William looked closely. In fact, the sky had been painted a deep green in the direction of the horizon. He looked away and saw the natural orange glow of every afternoon. When night came, everyone in the port of Bristol was talking about the same thing, about the strange phenomenon of colors that appeared in the sky.
On the tram, William noticed that everyone was commenting on the strange event. That hours before they saw some intense lights in the sky, which was the halo of an angel that fell to the earth, which were experiments with electric light, which was a punishment from God who was approaching. He didn't speak to anyone. He had the accumulated fatigue of the whole week pressing his words.
He arrived at his apartment on the top floor of a small three-story building near the River Avon in the Hotwells neighborhood. It was Saturday night and William used to have a cup of tea at his little wooden table. Lonely. Tea was not a social event for him, but rather the opposite, a time to take refuge from society and enjoy elementary things, which are from the skin inward, an act of reflection. He closed his eyes from time to time and imagined himself as a boy, stuck in his father's workshop in the country house, in the mountains of Dartmoor, in the south of England.
All day serving customers in the shoe store, in the midst of the bustle of the commercial area of the bustling city, they had made him appreciate his hermit moments.
I couldn't sleep that night. He remembered the blazing green sky in the late afternoon. He also remembered a legend about his grandfather on Dartmoor. That time the church of San Pancracio was hit by a giant ball of light that came from heaven and that killed several faithful in the middle of the preaching. A spherical lightning lash that damaged part of the church's roof. He tried to associate the two events in some way, he couldn't remember if the legend of his grandfather was painted green somewhere, but he did remember that his grandfather told him that the annihilating ray had been sent by the devil to take the souls of the who play cards or gamble in secret during mass. After examining the bodies, it was confirmed that they were the most voracious gamblers in the region.
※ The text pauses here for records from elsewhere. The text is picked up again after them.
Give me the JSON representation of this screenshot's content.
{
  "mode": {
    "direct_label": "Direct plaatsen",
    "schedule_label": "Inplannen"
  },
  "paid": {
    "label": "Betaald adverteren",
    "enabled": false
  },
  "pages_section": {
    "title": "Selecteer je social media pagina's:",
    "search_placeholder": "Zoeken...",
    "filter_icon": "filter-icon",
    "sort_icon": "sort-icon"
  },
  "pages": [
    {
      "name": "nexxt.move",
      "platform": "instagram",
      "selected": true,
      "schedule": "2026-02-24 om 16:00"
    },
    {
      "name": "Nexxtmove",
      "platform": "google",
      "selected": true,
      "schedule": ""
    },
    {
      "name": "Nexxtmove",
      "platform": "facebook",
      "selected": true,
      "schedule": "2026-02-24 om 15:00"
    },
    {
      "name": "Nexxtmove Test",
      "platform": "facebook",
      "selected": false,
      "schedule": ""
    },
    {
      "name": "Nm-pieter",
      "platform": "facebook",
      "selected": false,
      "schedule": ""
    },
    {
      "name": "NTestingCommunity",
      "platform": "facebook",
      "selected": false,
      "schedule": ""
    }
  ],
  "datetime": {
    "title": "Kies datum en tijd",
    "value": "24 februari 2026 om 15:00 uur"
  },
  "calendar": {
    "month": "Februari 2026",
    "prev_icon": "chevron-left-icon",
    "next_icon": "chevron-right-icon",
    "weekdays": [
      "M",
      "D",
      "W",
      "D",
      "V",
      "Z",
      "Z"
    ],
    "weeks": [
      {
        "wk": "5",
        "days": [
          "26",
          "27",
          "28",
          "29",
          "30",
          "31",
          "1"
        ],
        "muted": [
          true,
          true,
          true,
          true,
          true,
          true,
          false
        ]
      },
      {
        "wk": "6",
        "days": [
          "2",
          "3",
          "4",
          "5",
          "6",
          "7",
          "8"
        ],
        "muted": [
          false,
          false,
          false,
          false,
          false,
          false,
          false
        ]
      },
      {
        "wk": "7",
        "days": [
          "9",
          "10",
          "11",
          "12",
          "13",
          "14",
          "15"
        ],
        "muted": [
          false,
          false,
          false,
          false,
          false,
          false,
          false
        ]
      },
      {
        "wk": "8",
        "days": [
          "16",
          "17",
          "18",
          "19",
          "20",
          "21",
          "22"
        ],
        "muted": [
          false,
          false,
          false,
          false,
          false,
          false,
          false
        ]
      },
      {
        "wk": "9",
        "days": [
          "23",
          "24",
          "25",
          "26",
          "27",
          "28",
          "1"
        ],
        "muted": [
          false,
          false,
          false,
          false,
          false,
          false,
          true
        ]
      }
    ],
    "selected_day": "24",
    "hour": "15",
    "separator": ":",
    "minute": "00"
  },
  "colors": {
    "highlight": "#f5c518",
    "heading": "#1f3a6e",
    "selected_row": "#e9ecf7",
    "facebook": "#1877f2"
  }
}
It dawned like any Sunday. William stuck his head out of the attic and looked east toward the sky. He saw nothing unusual, just a beautiful and not very frequent, but not impossible, blue sky. He had an unopened letter from his sister on his desk, which he had been unable to read the night before due to being thoughtful. He opened it.
His sister told him about the peaceful life in the country and confessed her concern for the lifestyle he led, that he take a break from so much work and that he leave the shoe store in charge with his cousin and assistant for a few days. He took a vacation, he was 25 years old and still had no children, that it was a long time since I saw him, that his parents missed him, that he had a lot to tell you.
Sunday passed smoothly, he sat down to review the business accounts, began to answer his sister's letter — it was difficult for him to decide an answer, as he was attracted to the idea of clearing his head and going to Dartmoor for a few days.
In the afternoon he went out to visit a friend. He had arranged to bring her a freshly repaired pair of shoes. He walked along the cobblestones of the sidewalk and suddenly noticed a sudden commotion in the street, in the direction of the river. He followed the crowd out of curiosity. There was no need to ask anyone, the reason for the uproar was obvious before his eyes just before he reached the crowd. A green glow in the sky, more intense than that of the previous day, was revealed towards the East, with variable magnitude, as if beating and giving off light flashes from time to time, even after dark. The curiosity of the city, awakened the day before, began to transform into fear, fear of the unknown.
(To be continue)